clock menu more-arrow no yes mobile

Filed under:

Syracuse Basketball: Is Frank Howard The PG Of The Future?

With Kaleb Joseph struggling, has it opened the door for Frank Howard to emerge as Syracuse's future starting point guard?

Mark Konezny-USA TODAY Sports

Normally when a player finishes a game missing his only field goal attempt and recording only a single point he doesn't draw rave reviews. And yet, following Syracuse's 60-57 win over Georgia Tech Saturday, that was exactly the case for Syracuse backup point guard Frank Howard.

Howard, who's in the midst of his freshman season at Syracuse, played admirably for the Orange, recording six assists, three rebounds, and one block in 14 meaningful minutes of play. The six assists were a season high for Howard, who looked extremely confident and comfortable with the ball in his hands – evident by his zero turnovers.

Syracuse men's basketball head coach Jim Boeheim praised Howard during his postgame press conference following the Orange's win.

"Frank Howard made some of the best passes we've seen in years here. When he stops shooting 10-foot floaters, he'll stay in the game," Boeheim said. "I thought he was tremendous in the first half. He made some great passes, that's why we recruited him. He's a tremendous passer. He had six assists in 14 minutes. That's like getting 12 points. He was tremendous out there."

The four star recruit from Pal VI High School in Suitland, Maryland was originally expected to be Syracuse's third-string point guard behind starter Michael Gbinije and last year's starter Kaleb Joseph. Joseph, however, has failed to make the jump in his second year with the Orange that many had hoped he would and has fallen out of Jim Boeheim's rotation entirely in recent weeks.

After averaging 27.3 minutes per game last year, Joseph has averaged just 6.3 minutes this season – including failing to even record a single minute of playing time in five of the Orange's last 10 games. Howard, however, has been trending upwards, having received double-digit minutes three times in Syracuse's past six games.

While Howard won't be mistaken for the likes of Michael Carter-Williams or Tyler Ennis, he's a productive pass-first point guard with exceptional court vision who rarely turns the ball over. In addition, Howard's 6-foot-5 and 185-pound frame makes him a solid defender at the top of Syracuse's 2-3 zone.

With Joseph looking like an almost sure thing to transfer out of the program at the end of the season, and Gbinije set to graduate and most-likely head to the NBA, Howard will almost-certainly move into the starting role next season.

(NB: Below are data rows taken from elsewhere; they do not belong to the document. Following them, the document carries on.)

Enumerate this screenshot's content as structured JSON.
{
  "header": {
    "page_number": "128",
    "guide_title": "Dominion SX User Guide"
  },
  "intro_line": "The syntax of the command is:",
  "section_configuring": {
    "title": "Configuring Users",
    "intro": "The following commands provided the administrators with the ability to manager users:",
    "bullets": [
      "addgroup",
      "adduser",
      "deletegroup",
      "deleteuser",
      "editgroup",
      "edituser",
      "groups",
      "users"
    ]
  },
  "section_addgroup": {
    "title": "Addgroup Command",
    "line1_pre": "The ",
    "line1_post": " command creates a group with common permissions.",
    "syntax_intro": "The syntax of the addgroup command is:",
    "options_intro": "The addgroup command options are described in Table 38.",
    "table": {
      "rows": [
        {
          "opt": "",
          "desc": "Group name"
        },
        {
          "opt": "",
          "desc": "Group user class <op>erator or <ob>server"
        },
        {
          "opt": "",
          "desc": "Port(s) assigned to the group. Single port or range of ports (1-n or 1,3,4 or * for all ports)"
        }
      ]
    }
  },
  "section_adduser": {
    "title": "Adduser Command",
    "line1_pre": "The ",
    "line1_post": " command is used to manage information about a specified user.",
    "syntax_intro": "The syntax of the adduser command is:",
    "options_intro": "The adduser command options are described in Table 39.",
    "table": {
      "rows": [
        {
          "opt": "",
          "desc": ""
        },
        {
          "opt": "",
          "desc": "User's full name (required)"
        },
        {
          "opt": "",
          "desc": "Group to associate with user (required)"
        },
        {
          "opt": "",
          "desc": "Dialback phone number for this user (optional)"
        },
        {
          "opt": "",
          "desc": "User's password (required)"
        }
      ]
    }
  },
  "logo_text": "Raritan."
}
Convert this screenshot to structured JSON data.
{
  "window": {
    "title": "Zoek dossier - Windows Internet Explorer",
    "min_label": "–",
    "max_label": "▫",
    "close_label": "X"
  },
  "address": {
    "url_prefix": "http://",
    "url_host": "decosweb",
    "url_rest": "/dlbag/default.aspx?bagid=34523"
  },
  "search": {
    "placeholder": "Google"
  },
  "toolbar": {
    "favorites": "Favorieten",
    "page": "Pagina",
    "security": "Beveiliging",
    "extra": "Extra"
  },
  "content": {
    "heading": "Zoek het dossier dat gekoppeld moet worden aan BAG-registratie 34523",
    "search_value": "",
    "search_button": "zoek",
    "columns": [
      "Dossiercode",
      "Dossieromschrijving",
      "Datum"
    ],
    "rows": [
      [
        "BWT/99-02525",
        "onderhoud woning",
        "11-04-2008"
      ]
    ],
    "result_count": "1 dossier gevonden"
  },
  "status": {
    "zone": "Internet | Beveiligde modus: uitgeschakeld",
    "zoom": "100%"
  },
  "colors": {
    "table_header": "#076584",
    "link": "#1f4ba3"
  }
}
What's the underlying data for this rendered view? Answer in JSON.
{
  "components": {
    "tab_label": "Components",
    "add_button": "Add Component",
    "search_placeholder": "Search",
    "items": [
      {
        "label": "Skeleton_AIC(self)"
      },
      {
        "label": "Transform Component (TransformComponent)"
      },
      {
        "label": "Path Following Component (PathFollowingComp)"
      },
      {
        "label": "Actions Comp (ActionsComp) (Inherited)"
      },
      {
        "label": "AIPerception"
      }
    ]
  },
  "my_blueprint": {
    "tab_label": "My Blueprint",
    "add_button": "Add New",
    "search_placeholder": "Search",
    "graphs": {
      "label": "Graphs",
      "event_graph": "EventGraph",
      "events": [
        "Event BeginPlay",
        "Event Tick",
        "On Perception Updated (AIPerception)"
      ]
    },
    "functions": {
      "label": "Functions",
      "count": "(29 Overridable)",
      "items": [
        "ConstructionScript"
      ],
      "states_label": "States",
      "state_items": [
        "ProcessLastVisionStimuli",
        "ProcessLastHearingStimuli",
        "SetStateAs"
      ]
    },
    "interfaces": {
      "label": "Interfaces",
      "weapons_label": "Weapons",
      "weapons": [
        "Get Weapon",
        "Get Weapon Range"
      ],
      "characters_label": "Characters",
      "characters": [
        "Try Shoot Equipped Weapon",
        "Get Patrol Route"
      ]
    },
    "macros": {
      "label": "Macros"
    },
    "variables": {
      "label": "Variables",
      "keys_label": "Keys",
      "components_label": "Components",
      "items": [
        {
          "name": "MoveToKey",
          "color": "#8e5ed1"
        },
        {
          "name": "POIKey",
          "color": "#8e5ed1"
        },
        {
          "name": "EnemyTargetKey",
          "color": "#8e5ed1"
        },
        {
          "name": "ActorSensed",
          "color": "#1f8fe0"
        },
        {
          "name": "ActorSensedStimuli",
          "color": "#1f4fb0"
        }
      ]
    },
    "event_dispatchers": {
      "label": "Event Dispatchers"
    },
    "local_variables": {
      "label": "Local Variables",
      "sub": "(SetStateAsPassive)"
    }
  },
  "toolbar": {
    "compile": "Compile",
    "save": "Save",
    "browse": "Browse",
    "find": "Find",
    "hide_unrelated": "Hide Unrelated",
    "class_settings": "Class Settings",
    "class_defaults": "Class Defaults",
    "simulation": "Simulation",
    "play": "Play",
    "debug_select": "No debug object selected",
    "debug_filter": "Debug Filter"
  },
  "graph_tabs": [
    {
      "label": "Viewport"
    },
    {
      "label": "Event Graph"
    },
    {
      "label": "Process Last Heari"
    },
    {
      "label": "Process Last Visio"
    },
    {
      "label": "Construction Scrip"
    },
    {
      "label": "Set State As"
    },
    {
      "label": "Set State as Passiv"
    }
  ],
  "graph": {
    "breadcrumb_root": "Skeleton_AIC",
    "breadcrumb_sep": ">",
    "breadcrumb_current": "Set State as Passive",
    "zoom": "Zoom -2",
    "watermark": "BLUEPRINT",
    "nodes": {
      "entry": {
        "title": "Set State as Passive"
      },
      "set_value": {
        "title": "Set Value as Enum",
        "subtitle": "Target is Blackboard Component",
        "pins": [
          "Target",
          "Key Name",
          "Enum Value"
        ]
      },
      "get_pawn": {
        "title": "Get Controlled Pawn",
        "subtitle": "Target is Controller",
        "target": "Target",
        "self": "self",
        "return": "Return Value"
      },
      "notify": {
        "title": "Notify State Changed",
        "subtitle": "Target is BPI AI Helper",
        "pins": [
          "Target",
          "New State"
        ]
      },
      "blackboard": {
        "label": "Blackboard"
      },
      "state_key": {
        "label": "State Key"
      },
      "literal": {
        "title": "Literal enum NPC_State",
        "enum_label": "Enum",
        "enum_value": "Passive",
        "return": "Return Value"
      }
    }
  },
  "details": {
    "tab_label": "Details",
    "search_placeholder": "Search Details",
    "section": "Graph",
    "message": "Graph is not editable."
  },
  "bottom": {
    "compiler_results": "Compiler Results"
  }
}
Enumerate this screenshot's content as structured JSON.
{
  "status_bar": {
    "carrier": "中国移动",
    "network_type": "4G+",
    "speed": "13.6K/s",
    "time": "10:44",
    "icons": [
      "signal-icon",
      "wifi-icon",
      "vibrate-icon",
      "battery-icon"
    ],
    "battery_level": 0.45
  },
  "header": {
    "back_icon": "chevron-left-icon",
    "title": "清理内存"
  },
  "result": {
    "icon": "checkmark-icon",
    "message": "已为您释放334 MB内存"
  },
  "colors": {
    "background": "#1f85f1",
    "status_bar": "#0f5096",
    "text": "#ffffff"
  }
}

The question Syracuse fans are left wondering is, can he succeed in such a role? Will he thrive like Carter-Williams and Ennis, or crumble under the pressure like Joseph?

Only time will tell.